(RECORDS FOR THE EXERCISE begins)
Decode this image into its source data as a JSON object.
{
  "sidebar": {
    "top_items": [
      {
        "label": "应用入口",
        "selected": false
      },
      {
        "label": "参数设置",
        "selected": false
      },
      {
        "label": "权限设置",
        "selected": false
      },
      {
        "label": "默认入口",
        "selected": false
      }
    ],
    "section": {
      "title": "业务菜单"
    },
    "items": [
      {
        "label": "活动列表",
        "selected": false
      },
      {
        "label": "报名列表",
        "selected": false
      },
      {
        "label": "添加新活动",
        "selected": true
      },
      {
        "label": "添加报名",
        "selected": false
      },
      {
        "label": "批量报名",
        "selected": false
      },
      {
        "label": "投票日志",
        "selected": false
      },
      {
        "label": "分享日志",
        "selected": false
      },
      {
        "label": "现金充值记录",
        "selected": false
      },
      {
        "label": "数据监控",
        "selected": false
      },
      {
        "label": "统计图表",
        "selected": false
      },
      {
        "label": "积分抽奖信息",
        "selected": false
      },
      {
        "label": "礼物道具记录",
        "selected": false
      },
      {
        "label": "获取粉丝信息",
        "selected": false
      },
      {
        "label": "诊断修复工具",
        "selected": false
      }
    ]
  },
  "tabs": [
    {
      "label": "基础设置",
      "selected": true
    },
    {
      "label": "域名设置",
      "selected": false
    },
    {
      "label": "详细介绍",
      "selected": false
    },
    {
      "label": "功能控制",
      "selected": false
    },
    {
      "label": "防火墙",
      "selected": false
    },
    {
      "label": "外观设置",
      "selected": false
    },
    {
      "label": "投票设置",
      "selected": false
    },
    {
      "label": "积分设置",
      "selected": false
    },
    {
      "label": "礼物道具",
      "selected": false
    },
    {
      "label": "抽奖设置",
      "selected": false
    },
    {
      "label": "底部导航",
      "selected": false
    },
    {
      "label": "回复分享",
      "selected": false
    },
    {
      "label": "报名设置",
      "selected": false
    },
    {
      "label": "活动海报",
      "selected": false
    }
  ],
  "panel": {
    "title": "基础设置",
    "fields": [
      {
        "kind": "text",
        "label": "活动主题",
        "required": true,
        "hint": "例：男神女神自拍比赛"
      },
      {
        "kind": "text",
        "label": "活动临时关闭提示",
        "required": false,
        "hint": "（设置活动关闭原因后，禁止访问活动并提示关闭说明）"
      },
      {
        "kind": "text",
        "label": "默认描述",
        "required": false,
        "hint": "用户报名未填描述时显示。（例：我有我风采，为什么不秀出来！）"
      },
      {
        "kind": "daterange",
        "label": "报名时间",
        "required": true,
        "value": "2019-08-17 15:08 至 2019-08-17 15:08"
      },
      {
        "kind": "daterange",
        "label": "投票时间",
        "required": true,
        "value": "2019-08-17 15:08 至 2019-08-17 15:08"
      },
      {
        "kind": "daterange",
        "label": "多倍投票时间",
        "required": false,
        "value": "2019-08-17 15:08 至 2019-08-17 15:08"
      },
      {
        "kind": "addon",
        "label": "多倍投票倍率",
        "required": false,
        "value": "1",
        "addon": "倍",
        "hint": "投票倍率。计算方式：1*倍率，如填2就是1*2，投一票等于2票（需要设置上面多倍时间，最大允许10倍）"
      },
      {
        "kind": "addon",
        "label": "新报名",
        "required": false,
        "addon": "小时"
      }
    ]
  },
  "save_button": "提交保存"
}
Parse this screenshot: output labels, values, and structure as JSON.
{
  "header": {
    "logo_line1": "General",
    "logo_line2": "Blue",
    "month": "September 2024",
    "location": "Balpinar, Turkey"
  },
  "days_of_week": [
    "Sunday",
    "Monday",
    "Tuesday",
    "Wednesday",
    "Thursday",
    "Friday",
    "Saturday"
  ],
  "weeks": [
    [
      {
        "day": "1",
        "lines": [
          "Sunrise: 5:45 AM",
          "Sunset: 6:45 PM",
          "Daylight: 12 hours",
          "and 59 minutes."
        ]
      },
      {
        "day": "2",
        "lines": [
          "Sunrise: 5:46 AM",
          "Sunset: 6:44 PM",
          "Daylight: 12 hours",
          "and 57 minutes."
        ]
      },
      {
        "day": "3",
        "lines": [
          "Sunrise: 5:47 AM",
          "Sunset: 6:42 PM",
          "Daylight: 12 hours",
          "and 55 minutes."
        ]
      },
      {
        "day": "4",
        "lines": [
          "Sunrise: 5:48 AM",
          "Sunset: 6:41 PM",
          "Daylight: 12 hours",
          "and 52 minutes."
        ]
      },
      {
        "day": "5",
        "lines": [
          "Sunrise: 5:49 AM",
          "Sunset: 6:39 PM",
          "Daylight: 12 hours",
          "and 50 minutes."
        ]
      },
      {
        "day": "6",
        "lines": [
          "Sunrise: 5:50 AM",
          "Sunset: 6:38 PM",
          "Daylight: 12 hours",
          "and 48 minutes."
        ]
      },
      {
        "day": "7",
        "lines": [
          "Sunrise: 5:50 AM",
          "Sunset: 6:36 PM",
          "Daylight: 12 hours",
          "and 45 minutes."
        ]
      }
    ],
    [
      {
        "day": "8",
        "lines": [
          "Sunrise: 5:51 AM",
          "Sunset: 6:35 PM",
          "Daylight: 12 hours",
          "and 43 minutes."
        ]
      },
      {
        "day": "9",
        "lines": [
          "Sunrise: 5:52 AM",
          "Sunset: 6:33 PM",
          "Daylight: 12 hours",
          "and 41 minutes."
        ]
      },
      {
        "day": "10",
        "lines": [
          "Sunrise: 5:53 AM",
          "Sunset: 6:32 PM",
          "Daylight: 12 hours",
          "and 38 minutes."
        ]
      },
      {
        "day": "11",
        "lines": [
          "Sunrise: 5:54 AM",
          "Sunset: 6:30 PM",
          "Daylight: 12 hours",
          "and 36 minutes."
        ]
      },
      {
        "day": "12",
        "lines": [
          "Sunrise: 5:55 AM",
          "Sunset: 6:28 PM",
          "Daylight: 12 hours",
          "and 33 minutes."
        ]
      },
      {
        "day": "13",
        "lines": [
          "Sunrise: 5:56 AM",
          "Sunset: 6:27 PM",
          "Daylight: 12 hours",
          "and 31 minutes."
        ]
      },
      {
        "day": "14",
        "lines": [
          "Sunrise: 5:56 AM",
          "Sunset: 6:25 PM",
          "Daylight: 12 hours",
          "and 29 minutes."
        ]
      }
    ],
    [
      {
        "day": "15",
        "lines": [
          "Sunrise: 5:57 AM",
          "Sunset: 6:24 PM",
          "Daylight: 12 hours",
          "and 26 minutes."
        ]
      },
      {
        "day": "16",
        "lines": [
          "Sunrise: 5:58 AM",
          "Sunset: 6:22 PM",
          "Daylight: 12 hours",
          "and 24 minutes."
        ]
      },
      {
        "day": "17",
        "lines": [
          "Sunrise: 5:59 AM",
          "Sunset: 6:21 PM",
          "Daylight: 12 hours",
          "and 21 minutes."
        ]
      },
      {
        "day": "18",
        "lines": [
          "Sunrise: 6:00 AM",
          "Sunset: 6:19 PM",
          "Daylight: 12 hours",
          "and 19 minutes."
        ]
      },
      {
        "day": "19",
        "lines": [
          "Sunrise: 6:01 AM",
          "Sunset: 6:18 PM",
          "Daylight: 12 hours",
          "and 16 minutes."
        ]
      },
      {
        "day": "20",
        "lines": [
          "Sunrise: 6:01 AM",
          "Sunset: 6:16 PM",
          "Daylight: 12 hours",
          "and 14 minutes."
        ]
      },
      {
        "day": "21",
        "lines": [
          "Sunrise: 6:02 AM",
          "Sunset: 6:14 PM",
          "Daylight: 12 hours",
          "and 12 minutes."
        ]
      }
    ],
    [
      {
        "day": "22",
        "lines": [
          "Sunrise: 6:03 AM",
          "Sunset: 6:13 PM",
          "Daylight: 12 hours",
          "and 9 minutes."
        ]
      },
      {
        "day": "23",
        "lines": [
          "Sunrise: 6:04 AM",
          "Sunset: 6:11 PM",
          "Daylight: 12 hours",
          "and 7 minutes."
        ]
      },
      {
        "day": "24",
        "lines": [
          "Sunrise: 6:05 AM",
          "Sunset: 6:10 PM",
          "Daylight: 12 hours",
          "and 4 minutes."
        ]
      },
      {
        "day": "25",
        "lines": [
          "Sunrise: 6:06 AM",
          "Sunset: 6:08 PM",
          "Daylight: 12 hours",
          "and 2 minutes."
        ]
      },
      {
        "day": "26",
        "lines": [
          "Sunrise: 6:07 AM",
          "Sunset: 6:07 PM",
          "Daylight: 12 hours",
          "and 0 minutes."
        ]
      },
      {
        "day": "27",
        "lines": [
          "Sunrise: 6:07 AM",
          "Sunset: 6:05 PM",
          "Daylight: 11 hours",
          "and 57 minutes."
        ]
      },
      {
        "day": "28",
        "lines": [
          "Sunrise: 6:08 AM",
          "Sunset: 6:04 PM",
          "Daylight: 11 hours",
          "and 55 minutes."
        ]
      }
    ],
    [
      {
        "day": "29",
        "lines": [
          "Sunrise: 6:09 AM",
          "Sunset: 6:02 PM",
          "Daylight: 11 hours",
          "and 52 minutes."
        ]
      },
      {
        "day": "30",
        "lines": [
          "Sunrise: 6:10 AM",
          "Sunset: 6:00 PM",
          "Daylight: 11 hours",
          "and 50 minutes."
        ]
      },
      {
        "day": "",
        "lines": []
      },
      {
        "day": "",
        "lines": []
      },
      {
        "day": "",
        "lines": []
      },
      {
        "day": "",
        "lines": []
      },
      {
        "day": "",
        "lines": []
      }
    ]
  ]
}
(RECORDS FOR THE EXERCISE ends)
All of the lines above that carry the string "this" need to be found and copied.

Decode this image into its source data as a JSON object.
Parse this screenshot: output labels, values, and structure as JSON.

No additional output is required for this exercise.